**Goal of the exercise**
Each of the records must appear again, exactly as it was written.

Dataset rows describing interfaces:

***

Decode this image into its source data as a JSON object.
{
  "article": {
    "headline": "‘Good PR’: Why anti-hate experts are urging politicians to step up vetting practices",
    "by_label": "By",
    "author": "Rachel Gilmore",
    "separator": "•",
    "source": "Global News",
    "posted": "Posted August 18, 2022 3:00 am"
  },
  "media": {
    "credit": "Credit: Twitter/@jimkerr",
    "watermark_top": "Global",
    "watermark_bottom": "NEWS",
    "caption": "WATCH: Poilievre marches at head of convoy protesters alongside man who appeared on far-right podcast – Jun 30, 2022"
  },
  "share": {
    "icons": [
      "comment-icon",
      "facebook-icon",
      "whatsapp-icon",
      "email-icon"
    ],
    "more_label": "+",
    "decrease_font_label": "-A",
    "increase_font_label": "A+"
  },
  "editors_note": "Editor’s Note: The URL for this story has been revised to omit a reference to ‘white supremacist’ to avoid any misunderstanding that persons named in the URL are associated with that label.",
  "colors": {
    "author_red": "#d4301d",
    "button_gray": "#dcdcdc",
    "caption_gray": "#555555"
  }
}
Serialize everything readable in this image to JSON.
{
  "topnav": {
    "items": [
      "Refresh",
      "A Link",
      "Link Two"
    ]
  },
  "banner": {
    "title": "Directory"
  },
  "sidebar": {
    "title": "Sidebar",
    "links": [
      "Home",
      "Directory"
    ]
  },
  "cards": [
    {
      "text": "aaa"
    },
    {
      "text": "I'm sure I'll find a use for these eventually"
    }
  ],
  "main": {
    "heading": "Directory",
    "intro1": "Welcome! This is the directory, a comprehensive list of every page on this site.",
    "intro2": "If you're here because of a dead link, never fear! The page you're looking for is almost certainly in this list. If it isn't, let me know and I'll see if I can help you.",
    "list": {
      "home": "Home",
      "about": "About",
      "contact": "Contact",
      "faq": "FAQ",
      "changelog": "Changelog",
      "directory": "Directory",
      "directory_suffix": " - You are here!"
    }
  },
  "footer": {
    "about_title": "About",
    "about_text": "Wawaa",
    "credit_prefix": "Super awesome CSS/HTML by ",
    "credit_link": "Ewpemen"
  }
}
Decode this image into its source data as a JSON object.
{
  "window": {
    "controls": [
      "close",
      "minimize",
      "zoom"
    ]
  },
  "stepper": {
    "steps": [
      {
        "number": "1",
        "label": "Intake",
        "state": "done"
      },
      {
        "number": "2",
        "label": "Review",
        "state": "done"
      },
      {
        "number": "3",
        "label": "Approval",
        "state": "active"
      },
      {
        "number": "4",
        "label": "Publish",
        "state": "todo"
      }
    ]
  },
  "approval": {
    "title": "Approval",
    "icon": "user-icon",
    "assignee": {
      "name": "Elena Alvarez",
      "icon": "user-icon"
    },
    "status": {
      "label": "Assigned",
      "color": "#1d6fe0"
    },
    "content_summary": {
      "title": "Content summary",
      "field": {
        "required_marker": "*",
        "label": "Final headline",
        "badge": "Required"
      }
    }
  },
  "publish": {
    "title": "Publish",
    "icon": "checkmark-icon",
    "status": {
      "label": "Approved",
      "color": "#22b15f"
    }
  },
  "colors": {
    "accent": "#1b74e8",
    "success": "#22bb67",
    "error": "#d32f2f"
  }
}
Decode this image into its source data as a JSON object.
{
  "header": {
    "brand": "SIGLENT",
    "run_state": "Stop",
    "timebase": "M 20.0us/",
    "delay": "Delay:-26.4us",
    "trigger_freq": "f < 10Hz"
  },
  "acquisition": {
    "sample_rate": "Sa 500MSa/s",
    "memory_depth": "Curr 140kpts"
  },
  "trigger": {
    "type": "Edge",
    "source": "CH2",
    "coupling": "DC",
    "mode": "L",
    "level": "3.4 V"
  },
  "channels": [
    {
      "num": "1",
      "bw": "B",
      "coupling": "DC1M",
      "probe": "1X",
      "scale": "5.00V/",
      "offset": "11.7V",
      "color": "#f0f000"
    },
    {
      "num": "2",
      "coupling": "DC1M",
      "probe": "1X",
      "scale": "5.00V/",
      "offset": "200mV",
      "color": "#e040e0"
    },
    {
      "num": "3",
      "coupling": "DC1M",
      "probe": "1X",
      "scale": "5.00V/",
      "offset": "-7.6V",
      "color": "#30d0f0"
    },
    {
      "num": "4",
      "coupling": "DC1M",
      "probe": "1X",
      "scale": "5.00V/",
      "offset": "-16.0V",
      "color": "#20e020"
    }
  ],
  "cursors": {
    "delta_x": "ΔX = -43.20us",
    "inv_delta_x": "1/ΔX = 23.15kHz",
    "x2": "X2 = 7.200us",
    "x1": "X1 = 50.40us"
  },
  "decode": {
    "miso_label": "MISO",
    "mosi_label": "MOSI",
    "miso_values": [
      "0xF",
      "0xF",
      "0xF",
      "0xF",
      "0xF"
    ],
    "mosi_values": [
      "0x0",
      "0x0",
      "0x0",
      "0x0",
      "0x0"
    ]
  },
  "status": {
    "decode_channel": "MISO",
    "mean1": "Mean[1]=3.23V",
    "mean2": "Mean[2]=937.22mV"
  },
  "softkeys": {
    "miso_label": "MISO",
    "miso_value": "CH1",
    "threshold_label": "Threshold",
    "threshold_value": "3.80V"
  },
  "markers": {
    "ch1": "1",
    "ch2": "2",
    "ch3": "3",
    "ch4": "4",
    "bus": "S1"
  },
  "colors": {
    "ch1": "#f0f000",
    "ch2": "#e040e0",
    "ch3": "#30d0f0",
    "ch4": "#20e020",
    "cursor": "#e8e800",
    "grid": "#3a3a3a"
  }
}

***

**Worked solution**
Decode this image into its source data as a JSON object.
{
  "article": {
    "headline": "‘Good PR’: Why anti-hate experts are urging politicians to step up vetting practices",
    "by_label": "By",
    "author": "Rachel Gilmore",
    "separator": "•",
    "source": "Global News",
    "posted": "Posted August 18, 2022 3:00 am"
  },
  "media": {
    "credit": "Credit: Twitter/@jimkerr",
    "watermark_top": "Global",
    "watermark_bottom": "NEWS",
    "caption": "WATCH: Poilievre marches at head of convoy protesters alongside man who appeared on far-right podcast – Jun 30, 2022"
  },
  "share": {
    "icons": [
      "comment-icon",
      "facebook-icon",
      "whatsapp-icon",
      "email-icon"
    ],
    "more_label": "+",
    "decrease_font_label": "-A",
    "increase_font_label": "A+"
  },
  "editors_note": "Editor’s Note: The URL for this story has been revised to omit a reference to ‘white supremacist’ to avoid any misunderstanding that persons named in the URL are associated with that label.",
  "colors": {
    "author_red": "#d4301d",
    "button_gray": "#dcdcdc",
    "caption_gray": "#555555"
  }
}
Serialize everything readable in this image to JSON.
{
  "topnav": {
    "items": [
      "Refresh",
      "A Link",
      "Link Two"
    ]
  },
  "banner": {
    "title": "Directory"
  },
  "sidebar": {
    "title": "Sidebar",
    "links": [
      "Home",
      "Directory"
    ]
  },
  "cards": [
    {
      "text": "aaa"
    },
    {
      "text": "I'm sure I'll find a use for these eventually"
    }
  ],
  "main": {
    "heading": "Directory",
    "intro1": "Welcome! This is the directory, a comprehensive list of every page on this site.",
    "intro2": "If you're here because of a dead link, never fear! The page you're looking for is almost certainly in this list. If it isn't, let me know and I'll see if I can help you.",
    "list": {
      "home": "Home",
      "about": "About",
      "contact": "Contact",
      "faq": "FAQ",
      "changelog": "Changelog",
      "directory": "Directory",
      "directory_suffix": " - You are here!"
    }
  },
  "footer": {
    "about_title": "About",
    "about_text": "Wawaa",
    "credit_prefix": "Super awesome CSS/HTML by ",
    "credit_link": "Ewpemen"
  }
}
Decode this image into its source data as a JSON object.
{
  "window": {
    "controls": [
      "close",
      "minimize",
      "zoom"
    ]
  },
  "stepper": {
    "steps": [
      {
        "number": "1",
        "label": "Intake",
        "state": "done"
      },
      {
        "number": "2",
        "label": "Review",
        "state": "done"
      },
      {
        "number": "3",
        "label": "Approval",
        "state": "active"
      },
      {
        "number": "4",
        "label": "Publish",
        "state": "todo"
      }
    ]
  },
  "approval": {
    "title": "Approval",
    "icon": "user-icon",
    "assignee": {
      "name": "Elena Alvarez",
      "icon": "user-icon"
    },
    "status": {
      "label": "Assigned",
      "color": "#1d6fe0"
    },
    "content_summary": {
      "title": "Content summary",
      "field": {
        "required_marker": "*",
        "label": "Final headline",
        "badge": "Required"
      }
    }
  },
  "publish": {
    "title": "Publish",
    "icon": "checkmark-icon",
    "status": {
      "label": "Approved",
      "color": "#22b15f"
    }
  },
  "colors": {
    "accent": "#1b74e8",
    "success": "#22bb67",
    "error": "#d32f2f"
  }
}
Decode this image into its source data as a JSON object.
{
  "header": {
    "brand": "SIGLENT",
    "run_state": "Stop",
    "timebase": "M 20.0us/",
    "delay": "Delay:-26.4us",
    "trigger_freq": "f < 10Hz"
  },
  "acquisition": {
    "sample_rate": "Sa 500MSa/s",
    "memory_depth": "Curr 140kpts"
  },
  "trigger": {
    "type": "Edge",
    "source": "CH2",
    "coupling": "DC",
    "mode": "L",
    "level": "3.4 V"
  },
  "channels": [
    {
      "num": "1",
      "bw": "B",
      "coupling": "DC1M",
      "probe": "1X",
      "scale": "5.00V/",
      "offset": "11.7V",
      "color": "#f0f000"
    },
    {
      "num": "2",
      "coupling": "DC1M",
      "probe": "1X",
      "scale": "5.00V/",
      "offset": "200mV",
      "color": "#e040e0"
    },
    {
      "num": "3",
      "coupling": "DC1M",
      "probe": "1X",
      "scale": "5.00V/",
      "offset": "-7.6V",
      "color": "#30d0f0"
    },
    {
      "num": "4",
      "coupling": "DC1M",
      "probe": "1X",
      "scale": "5.00V/",
      "offset": "-16.0V",
      "color": "#20e020"
    }
  ],
  "cursors": {
    "delta_x": "ΔX = -43.20us",
    "inv_delta_x": "1/ΔX = 23.15kHz",
    "x2": "X2 = 7.200us",
    "x1": "X1 = 50.40us"
  },
  "decode": {
    "miso_label": "MISO",
    "mosi_label": "MOSI",
    "miso_values": [
      "0xF",
      "0xF",
      "0xF",
      "0xF",
      "0xF"
    ],
    "mosi_values": [
      "0x0",
      "0x0",
      "0x0",
      "0x0",
      "0x0"
    ]
  },
  "status": {
    "decode_channel": "MISO",
    "mean1": "Mean[1]=3.23V",
    "mean2": "Mean[2]=937.22mV"
  },
  "softkeys": {
    "miso_label": "MISO",
    "miso_value": "CH1",
    "threshold_label": "Threshold",
    "threshold_value": "3.80V"
  },
  "markers": {
    "ch1": "1",
    "ch2": "2",
    "ch3": "3",
    "ch4": "4",
    "bus": "S1"
  },
  "colors": {
    "ch1": "#f0f000",
    "ch2": "#e040e0",
    "ch3": "#30d0f0",
    "ch4": "#20e020",
    "cursor": "#e8e800",
    "grid": "#3a3a3a"
  }
}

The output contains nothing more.